Gather every line of the entries that includes the word "issues".

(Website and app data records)
#####

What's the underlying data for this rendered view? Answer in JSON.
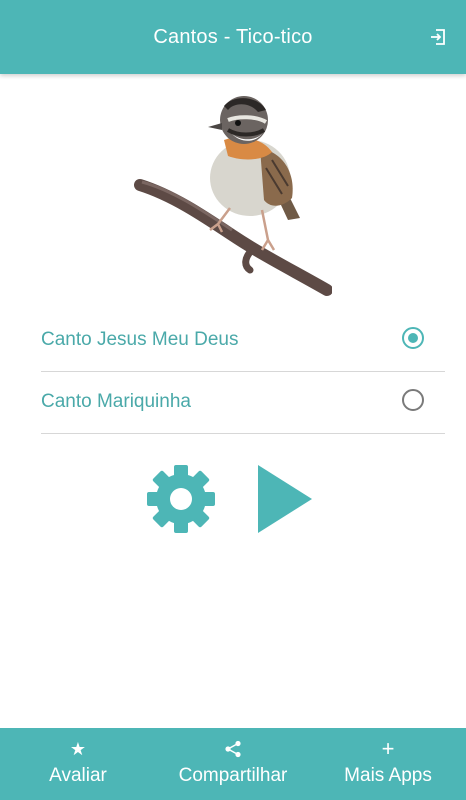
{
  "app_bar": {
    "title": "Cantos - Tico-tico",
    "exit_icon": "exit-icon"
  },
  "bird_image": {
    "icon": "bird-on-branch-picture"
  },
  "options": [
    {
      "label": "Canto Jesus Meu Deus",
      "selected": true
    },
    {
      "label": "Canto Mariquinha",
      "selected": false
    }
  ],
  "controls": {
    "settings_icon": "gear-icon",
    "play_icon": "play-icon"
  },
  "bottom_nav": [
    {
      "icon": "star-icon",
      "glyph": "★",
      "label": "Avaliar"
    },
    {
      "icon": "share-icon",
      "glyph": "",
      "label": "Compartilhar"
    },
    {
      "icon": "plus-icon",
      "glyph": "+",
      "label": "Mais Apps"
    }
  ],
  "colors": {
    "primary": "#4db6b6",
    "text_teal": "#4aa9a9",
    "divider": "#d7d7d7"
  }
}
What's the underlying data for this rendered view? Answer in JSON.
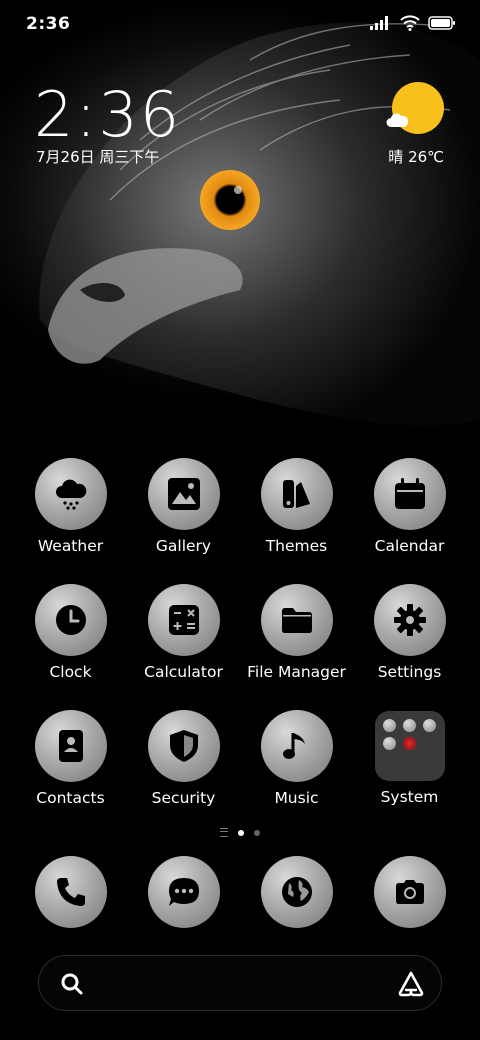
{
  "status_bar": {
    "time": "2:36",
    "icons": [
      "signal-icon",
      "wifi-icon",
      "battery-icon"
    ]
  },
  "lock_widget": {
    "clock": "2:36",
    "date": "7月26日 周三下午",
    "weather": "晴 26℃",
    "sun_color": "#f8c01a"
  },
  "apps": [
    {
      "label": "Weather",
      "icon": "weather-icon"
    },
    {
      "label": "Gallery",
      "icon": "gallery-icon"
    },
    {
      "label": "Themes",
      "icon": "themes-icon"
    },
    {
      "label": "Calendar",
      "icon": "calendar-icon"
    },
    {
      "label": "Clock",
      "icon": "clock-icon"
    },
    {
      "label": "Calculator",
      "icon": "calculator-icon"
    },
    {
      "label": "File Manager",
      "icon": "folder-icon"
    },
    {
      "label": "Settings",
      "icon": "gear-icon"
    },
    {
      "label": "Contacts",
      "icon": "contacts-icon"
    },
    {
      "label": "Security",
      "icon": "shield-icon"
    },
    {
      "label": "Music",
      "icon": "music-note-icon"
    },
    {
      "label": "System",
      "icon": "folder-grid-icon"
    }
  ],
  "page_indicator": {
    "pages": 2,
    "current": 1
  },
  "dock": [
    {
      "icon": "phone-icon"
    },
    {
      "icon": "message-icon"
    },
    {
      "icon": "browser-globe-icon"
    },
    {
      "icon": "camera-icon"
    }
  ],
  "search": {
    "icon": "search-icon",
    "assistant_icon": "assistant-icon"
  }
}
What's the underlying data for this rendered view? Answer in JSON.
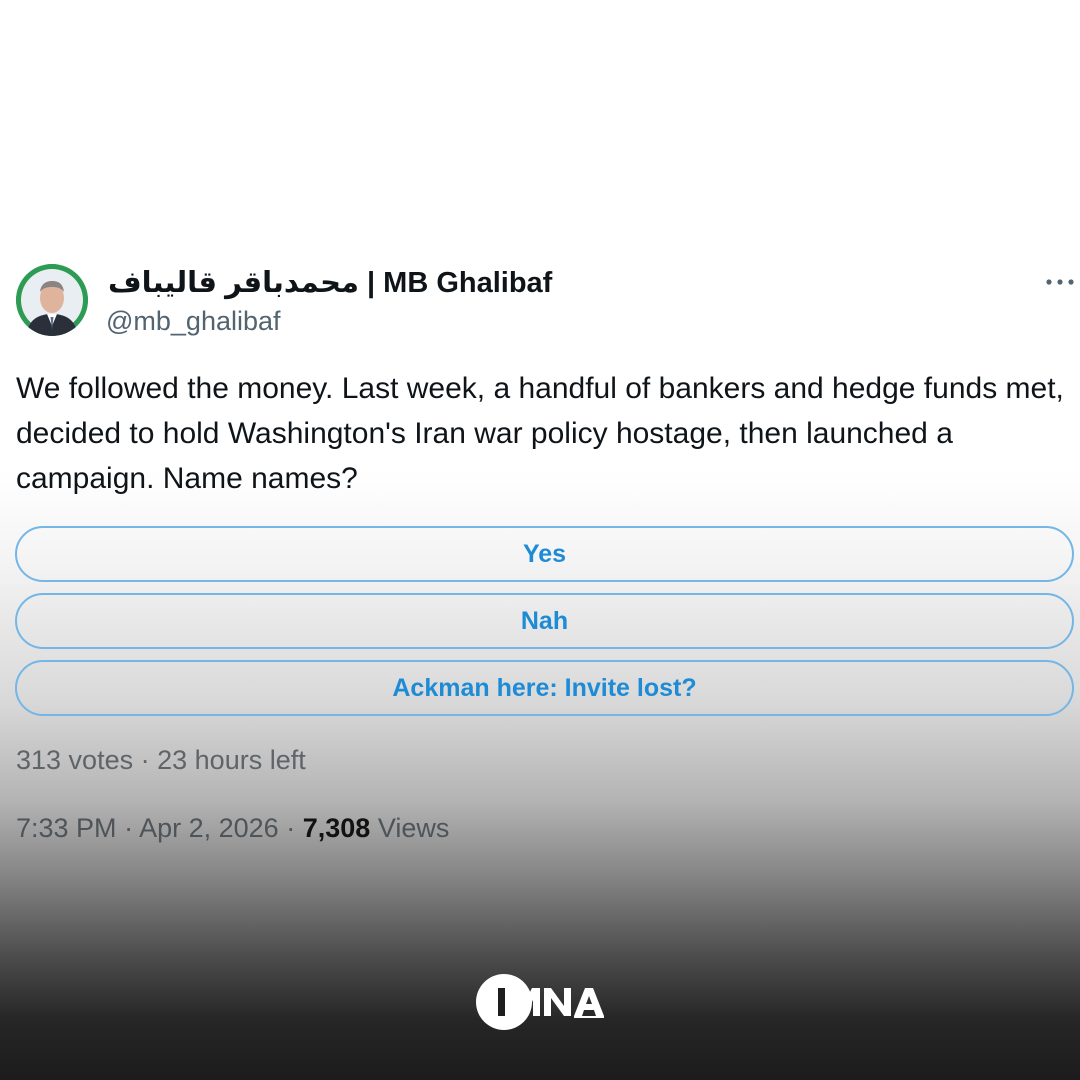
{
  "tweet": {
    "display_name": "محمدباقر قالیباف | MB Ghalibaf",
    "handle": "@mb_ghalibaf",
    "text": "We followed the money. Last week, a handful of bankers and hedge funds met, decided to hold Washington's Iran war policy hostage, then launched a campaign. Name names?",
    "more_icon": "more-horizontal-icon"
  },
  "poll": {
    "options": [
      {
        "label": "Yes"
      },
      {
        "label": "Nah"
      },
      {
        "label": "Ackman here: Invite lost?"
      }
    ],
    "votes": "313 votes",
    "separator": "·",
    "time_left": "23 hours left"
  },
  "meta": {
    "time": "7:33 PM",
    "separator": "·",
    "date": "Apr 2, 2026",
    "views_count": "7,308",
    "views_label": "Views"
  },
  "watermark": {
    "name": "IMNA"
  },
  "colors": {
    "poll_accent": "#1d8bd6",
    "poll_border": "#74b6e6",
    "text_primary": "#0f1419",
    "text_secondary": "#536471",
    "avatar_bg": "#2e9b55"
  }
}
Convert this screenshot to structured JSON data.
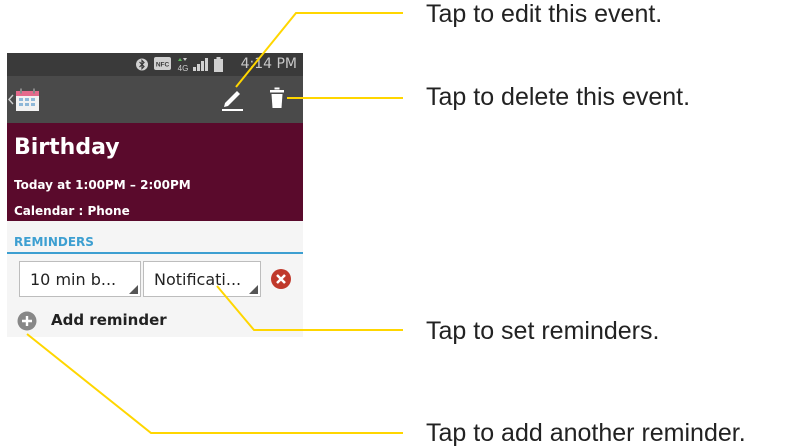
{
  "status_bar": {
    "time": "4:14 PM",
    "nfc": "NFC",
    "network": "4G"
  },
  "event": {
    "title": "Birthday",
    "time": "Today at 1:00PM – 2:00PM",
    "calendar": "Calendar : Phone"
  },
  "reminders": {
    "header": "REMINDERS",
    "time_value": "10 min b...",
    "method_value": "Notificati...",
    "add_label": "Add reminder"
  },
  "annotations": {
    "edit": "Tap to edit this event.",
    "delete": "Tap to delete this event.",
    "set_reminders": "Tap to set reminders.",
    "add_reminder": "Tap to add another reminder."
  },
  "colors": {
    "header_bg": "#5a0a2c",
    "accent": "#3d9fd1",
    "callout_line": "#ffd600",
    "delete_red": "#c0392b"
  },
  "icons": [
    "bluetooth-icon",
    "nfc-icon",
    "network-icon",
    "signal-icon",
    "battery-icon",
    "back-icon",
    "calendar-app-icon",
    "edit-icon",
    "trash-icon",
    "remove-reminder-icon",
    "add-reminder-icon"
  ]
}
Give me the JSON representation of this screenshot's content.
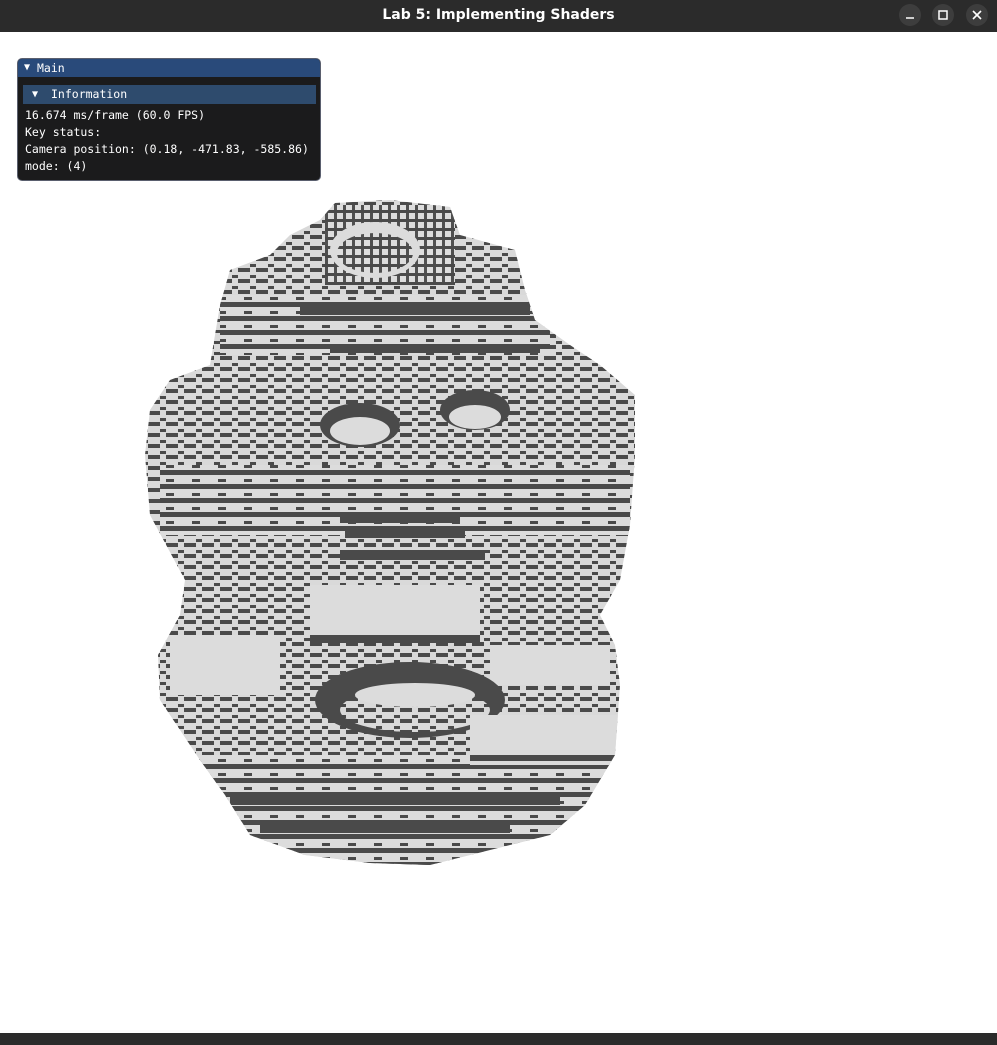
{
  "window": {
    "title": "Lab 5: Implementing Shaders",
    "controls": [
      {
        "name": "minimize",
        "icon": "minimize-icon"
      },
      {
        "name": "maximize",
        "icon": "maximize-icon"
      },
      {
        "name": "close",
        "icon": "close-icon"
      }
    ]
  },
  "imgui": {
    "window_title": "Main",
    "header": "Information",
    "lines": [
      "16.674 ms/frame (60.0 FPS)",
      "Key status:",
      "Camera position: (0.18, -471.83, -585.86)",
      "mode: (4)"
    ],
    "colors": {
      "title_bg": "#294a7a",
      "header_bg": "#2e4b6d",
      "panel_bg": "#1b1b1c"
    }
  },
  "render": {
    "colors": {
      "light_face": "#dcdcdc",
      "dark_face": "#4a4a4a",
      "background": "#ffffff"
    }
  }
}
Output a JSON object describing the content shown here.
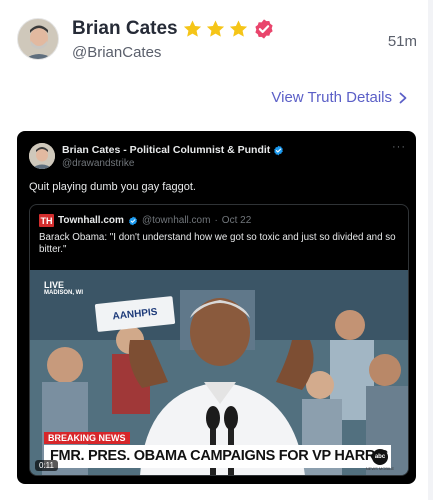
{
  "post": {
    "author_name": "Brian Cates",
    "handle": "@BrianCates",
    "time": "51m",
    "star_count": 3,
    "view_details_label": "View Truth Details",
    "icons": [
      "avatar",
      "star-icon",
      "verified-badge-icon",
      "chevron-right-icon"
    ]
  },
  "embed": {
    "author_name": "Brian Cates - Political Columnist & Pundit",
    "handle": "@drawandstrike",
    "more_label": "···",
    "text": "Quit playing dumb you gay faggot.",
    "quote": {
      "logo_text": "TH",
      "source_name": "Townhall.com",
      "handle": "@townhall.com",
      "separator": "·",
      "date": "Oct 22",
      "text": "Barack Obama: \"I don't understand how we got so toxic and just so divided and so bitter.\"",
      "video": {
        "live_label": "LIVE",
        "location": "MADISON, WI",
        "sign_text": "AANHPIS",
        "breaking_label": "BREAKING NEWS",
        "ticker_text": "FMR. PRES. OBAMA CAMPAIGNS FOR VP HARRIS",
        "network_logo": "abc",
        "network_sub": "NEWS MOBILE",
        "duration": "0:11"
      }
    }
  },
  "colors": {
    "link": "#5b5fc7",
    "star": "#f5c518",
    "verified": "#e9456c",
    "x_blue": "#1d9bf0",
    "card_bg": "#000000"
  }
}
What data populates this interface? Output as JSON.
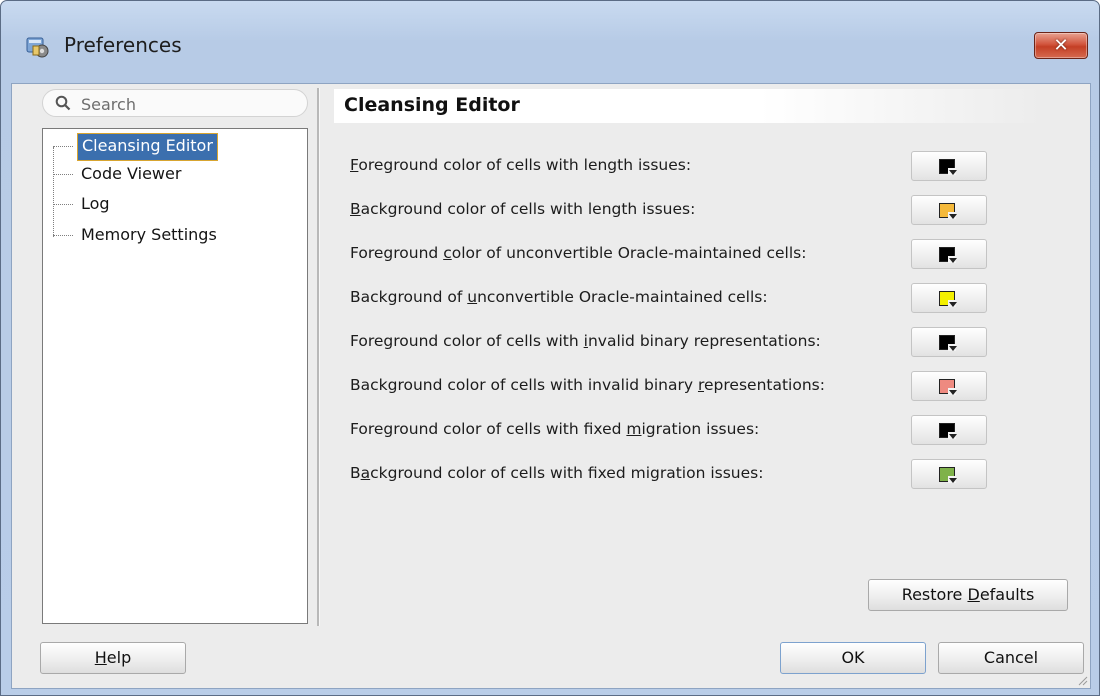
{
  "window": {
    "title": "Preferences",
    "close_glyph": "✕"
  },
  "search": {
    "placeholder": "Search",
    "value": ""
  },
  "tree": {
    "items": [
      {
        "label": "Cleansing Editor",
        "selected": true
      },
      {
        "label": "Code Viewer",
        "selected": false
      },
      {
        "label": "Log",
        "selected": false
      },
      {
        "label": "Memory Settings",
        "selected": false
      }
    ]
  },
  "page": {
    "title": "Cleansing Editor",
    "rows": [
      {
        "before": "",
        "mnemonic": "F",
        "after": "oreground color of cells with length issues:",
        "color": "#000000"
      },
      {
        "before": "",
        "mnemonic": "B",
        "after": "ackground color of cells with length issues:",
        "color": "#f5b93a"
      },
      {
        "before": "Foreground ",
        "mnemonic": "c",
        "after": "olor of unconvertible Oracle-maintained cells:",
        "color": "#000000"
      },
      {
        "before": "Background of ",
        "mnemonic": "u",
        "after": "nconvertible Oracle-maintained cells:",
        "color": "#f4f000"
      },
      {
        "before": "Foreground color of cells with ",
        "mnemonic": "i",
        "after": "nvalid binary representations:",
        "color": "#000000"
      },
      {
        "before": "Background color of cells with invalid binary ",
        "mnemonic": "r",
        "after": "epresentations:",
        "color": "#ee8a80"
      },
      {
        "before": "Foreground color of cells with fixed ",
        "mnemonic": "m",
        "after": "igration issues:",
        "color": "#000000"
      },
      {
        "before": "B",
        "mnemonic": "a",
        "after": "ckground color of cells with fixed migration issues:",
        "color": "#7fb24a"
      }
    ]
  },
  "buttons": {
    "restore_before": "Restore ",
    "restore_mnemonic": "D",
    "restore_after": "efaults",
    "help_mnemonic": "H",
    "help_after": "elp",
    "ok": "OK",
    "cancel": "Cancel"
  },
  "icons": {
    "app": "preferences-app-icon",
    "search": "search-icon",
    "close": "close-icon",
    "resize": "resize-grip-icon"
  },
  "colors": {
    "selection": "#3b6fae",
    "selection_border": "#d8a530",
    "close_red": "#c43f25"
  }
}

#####

OUTPUT FOR THIS TASK
        "after": "oreground color of cells with length issues:",
        "after": "ackground color of cells with length issues:",
        "after": "igration issues:",
        "after": "ckground color of cells with fixed migration issues:",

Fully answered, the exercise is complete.